Data about app and page elements

-- Opening Marker --

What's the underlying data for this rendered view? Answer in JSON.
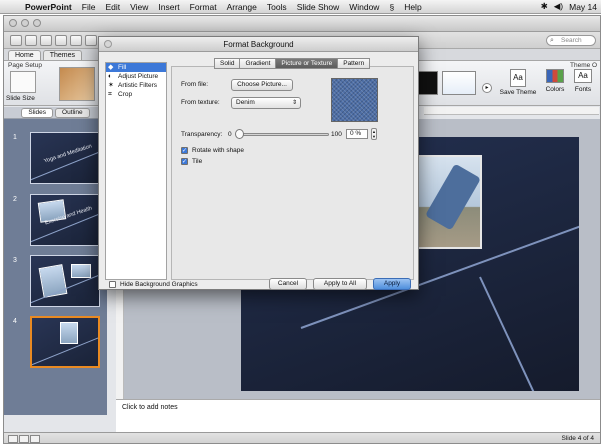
{
  "menubar": {
    "app_name": "PowerPoint",
    "items": [
      "File",
      "Edit",
      "View",
      "Insert",
      "Format",
      "Arrange",
      "Tools",
      "Slide Show",
      "Window",
      "Help"
    ],
    "date": "May 14"
  },
  "toolbar": {
    "search_placeholder": "Search"
  },
  "ribbon": {
    "tabs": [
      "Home",
      "Themes"
    ],
    "page_setup_label": "Page Setup",
    "slide_size_label": "Slide Size",
    "save_theme_label": "Save Theme",
    "theme_options_label": "Theme O",
    "colors_label": "Colors",
    "fonts_label": "Fonts"
  },
  "sidebar": {
    "tabs": [
      "Slides",
      "Outline"
    ],
    "thumbs": [
      {
        "num": "1",
        "title": "Yoga and Meditation"
      },
      {
        "num": "2",
        "title": "Exercise and Health"
      },
      {
        "num": "3",
        "title": ""
      },
      {
        "num": "4",
        "title": ""
      }
    ]
  },
  "dialog": {
    "title": "Format Background",
    "categories": [
      "Fill",
      "Adjust Picture",
      "Artistic Filters",
      "Crop"
    ],
    "tabs": [
      "Solid",
      "Gradient",
      "Picture or Texture",
      "Pattern"
    ],
    "from_file_label": "From file:",
    "choose_picture": "Choose Picture...",
    "from_texture_label": "From texture:",
    "texture_value": "Denim",
    "transparency_label": "Transparency:",
    "slider_min": "0",
    "slider_max": "100",
    "transparency_value": "0 %",
    "rotate_label": "Rotate with shape",
    "tile_label": "Tile",
    "hide_bg_label": "Hide Background Graphics",
    "cancel": "Cancel",
    "apply_all": "Apply to All",
    "apply": "Apply"
  },
  "notes": {
    "placeholder": "Click to add notes"
  },
  "status": {
    "slide_count": "Slide 4 of 4"
  },
  "colors": {
    "selection": "#3c78d8",
    "thumb_selected": "#e98a22"
  }
}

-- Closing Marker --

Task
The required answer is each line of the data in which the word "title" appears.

Output for this task
        "title": "Yoga and Meditation"
        "title": "Exercise and Health"
        "title": ""
        "title": ""
    "title": "Format Background",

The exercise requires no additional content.